YOUR TASK »
From the listing below, return every line with the string "completed" in it.

-- Opening Marker --

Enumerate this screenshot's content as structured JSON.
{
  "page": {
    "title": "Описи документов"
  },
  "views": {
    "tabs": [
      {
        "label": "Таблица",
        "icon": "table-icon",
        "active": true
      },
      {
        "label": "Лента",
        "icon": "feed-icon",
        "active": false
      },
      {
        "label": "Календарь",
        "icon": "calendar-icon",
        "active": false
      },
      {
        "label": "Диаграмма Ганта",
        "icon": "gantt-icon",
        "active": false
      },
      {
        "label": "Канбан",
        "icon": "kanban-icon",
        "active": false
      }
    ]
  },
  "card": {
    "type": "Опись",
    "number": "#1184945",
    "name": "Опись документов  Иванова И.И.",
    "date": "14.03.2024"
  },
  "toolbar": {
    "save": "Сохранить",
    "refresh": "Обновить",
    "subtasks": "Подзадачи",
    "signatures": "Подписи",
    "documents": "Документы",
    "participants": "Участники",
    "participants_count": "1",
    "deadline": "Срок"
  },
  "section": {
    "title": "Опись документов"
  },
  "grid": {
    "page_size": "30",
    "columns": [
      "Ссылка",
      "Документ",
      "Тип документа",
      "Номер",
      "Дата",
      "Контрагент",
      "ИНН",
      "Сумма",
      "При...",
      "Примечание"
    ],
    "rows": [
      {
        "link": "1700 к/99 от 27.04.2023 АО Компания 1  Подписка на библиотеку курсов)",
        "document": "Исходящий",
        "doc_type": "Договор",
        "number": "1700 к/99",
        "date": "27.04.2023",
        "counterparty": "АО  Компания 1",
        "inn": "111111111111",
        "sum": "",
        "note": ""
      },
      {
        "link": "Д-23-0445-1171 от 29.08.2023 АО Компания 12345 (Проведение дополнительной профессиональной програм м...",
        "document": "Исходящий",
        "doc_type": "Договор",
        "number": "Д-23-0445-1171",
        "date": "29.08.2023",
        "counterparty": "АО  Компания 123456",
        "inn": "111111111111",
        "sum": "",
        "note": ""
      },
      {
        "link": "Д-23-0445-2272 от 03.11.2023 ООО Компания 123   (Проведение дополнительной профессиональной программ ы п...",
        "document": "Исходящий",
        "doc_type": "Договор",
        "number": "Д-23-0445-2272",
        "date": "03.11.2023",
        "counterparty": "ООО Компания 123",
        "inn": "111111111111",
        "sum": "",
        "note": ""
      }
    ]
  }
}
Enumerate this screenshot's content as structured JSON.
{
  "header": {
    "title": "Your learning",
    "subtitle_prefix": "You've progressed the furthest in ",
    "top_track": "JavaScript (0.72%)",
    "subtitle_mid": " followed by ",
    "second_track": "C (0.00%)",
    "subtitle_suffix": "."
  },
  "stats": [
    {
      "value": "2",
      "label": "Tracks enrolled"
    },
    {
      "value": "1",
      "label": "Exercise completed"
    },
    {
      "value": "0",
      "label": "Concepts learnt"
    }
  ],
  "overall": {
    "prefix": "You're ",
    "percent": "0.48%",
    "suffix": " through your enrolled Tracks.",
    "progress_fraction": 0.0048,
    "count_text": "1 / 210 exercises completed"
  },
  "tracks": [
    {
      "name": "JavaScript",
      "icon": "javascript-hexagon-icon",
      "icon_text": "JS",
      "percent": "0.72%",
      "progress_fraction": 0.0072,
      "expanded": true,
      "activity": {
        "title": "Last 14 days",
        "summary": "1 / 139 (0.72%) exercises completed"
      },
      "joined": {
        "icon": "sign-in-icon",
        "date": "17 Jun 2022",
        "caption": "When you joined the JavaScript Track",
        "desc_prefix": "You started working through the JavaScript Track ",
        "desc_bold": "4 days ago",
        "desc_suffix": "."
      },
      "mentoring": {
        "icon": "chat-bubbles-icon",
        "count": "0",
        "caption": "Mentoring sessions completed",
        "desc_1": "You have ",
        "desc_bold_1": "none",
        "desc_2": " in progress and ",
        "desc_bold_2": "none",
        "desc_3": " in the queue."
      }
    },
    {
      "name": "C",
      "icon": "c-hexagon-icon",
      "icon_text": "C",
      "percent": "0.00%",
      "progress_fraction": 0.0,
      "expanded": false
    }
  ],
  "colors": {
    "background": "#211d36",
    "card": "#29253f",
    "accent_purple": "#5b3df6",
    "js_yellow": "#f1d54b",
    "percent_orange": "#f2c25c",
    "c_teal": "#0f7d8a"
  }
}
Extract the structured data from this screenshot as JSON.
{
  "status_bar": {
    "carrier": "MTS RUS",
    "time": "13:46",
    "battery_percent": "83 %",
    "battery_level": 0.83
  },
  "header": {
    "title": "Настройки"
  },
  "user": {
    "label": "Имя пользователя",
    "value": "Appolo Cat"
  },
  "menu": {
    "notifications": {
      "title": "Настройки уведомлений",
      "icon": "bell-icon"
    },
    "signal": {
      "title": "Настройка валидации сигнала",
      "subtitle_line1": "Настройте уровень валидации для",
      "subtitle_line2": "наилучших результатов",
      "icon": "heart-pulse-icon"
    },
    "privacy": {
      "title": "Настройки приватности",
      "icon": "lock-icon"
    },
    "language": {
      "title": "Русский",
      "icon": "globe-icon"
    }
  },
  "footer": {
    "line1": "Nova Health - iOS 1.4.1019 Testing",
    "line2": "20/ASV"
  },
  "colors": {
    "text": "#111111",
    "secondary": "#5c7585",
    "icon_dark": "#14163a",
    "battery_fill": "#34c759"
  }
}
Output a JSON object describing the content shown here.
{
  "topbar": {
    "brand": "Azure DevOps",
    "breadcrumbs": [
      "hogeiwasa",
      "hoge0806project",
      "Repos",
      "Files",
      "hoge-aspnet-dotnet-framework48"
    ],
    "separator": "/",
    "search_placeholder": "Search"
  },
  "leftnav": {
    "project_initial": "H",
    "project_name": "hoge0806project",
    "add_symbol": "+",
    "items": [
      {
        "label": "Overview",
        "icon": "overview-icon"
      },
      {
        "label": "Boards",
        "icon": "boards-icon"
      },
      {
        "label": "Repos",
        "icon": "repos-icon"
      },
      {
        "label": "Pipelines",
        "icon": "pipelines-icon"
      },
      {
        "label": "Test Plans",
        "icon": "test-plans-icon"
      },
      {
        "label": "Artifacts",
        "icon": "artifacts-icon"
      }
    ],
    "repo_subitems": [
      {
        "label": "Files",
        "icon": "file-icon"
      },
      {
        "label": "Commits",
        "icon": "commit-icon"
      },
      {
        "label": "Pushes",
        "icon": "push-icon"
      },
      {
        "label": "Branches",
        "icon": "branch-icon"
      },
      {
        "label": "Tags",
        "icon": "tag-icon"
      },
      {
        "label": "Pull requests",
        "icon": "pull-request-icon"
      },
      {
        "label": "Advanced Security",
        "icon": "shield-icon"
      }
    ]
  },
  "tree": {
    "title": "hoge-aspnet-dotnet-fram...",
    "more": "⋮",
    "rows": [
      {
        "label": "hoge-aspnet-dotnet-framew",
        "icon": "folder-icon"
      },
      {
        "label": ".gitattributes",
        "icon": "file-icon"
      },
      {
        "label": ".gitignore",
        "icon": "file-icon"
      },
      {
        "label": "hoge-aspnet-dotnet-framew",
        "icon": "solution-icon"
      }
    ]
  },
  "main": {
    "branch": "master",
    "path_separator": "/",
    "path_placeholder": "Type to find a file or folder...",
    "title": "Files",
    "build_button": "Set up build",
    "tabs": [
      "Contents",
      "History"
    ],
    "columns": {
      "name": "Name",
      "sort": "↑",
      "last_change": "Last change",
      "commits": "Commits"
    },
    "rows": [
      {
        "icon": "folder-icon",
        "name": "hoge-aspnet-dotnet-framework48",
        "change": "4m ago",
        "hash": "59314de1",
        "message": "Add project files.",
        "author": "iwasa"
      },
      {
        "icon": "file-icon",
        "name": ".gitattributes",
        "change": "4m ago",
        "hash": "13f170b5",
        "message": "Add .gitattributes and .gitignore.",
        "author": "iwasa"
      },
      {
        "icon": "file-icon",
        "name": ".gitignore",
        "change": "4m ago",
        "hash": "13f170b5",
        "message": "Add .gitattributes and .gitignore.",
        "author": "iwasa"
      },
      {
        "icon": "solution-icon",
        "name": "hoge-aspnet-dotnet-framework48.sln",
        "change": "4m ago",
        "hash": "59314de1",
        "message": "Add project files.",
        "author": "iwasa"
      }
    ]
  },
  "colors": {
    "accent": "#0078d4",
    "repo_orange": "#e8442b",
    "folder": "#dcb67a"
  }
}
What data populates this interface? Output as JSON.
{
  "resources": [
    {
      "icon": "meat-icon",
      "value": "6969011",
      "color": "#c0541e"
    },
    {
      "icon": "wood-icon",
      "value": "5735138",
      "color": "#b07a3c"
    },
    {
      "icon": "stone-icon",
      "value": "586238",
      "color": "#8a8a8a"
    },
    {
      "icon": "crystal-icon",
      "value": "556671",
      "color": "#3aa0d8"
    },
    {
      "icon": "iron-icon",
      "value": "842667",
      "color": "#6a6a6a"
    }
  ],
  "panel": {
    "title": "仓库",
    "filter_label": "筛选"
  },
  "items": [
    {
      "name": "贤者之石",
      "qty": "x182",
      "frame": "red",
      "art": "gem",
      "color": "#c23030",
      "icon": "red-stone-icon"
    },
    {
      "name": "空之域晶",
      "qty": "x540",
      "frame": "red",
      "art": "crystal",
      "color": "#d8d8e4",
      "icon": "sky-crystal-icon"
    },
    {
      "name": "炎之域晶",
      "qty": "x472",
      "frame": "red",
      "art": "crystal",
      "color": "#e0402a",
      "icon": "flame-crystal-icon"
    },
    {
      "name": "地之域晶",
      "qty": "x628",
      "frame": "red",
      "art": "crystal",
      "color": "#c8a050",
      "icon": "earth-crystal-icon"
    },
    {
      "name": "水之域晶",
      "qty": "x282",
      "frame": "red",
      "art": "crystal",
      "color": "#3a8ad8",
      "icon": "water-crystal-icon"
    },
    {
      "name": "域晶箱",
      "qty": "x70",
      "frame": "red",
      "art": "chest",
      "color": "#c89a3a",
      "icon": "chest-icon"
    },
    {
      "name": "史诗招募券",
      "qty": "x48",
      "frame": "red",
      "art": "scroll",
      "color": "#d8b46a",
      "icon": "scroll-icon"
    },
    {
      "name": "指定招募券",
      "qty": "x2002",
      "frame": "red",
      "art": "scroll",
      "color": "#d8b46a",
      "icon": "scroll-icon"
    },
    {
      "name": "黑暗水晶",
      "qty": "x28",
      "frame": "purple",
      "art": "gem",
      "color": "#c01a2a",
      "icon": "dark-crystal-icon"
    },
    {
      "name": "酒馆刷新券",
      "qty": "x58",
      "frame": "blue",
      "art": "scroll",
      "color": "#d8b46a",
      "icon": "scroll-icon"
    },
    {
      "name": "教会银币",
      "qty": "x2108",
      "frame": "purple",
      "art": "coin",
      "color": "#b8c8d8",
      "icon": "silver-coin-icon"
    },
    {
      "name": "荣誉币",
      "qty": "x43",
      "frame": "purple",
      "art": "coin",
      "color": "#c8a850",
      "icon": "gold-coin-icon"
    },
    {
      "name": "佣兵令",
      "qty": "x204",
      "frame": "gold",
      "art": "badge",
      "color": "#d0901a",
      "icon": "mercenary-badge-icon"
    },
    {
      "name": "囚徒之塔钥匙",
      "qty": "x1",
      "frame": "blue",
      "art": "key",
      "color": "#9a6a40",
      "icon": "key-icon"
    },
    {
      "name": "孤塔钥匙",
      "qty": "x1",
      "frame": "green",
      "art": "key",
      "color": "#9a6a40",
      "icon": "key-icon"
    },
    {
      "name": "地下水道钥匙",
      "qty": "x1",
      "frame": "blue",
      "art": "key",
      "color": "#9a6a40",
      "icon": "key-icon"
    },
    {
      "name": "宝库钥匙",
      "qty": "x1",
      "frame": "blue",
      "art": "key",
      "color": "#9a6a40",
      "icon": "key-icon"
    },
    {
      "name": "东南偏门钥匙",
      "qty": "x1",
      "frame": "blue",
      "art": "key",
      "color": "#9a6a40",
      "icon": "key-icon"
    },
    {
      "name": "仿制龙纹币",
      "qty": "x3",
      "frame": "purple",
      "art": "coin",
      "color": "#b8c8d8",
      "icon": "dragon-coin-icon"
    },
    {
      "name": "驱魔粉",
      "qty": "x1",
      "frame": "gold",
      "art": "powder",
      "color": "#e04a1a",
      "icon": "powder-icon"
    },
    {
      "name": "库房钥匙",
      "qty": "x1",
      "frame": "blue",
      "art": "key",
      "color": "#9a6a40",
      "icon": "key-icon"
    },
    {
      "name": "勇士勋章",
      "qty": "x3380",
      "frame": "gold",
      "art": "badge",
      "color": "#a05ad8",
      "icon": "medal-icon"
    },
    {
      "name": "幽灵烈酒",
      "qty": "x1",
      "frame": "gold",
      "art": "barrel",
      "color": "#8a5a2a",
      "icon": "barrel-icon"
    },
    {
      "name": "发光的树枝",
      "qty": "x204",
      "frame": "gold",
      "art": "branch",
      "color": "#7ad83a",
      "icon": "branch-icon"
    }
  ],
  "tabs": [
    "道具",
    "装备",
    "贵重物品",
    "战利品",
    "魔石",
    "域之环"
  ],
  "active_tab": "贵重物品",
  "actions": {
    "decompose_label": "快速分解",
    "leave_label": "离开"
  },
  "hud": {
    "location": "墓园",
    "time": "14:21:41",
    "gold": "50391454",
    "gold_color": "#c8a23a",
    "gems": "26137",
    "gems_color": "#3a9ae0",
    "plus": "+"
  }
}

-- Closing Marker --

THE ANSWER »
      "label": "Exercise completed"
    "count_text": "1 / 210 exercises completed"
        "summary": "1 / 139 (0.72%) exercises completed"
        "caption": "Mentoring sessions completed",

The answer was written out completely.